*Problem to work on*.
Your answer should consist of the lines below that hold the word "this".
***** Task data *****
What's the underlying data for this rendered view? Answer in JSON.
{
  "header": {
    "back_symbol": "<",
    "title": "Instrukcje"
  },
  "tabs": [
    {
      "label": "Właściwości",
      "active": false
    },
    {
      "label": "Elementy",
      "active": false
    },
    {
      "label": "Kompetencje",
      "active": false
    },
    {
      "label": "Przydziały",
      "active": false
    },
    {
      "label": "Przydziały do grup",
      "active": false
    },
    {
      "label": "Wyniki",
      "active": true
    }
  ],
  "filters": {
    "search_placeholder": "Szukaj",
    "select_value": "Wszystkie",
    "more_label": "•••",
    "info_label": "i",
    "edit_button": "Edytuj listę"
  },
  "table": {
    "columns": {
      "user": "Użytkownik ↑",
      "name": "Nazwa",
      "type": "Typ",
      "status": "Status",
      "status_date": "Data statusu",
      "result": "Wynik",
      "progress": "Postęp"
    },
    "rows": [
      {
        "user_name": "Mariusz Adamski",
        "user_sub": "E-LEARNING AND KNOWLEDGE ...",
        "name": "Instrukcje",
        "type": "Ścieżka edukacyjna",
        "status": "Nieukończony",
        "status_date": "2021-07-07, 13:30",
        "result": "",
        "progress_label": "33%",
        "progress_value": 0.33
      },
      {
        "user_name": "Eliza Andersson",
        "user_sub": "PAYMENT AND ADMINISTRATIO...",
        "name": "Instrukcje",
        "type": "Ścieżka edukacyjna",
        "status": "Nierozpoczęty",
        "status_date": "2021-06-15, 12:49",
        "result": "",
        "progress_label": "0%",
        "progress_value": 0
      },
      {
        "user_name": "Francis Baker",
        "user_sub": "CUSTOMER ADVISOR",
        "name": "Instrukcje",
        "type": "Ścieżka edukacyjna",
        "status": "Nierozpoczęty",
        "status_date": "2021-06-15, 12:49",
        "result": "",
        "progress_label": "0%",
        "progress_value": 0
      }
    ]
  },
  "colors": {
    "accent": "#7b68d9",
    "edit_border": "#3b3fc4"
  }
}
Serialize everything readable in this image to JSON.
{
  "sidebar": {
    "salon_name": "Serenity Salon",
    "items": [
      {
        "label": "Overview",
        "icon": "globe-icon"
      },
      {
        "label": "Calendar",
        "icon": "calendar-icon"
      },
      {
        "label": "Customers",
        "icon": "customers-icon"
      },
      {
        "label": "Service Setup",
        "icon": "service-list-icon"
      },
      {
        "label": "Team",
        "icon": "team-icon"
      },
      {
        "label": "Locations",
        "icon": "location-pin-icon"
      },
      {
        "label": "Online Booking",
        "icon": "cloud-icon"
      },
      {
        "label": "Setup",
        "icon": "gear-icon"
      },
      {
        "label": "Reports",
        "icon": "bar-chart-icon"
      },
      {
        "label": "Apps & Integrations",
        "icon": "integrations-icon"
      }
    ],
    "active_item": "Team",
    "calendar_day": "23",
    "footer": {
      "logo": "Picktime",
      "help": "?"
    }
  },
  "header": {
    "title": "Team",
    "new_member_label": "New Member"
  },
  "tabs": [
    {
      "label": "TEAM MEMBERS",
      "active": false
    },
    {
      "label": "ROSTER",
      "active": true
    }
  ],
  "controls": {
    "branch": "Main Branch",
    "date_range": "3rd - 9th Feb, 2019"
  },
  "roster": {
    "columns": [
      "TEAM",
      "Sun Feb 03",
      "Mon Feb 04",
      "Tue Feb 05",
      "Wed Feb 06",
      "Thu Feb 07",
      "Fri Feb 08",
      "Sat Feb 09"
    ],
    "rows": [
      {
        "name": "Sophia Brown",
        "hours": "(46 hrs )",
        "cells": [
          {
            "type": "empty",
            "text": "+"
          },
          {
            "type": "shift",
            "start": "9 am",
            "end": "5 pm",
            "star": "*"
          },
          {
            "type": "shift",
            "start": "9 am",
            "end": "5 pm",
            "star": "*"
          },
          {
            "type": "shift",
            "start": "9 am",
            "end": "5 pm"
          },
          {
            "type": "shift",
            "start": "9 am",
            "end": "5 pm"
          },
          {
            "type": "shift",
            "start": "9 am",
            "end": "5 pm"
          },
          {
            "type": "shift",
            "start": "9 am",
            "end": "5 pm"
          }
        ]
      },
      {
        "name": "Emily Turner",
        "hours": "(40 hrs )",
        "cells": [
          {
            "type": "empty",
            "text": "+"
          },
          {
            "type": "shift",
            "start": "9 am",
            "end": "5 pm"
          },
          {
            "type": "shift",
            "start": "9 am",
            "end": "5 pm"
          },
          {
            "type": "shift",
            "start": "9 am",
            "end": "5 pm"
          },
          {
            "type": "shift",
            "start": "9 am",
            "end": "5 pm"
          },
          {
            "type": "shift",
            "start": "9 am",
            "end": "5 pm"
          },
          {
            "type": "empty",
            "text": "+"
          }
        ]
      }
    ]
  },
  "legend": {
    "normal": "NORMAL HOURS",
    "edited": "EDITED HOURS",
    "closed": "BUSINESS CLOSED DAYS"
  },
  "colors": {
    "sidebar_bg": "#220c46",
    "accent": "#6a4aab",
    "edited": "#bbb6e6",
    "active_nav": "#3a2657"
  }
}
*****
*Answer to the exercise*.
What's the underlying data for this rendered view? Answer in JSON.
Serialize everything readable in this image to JSON.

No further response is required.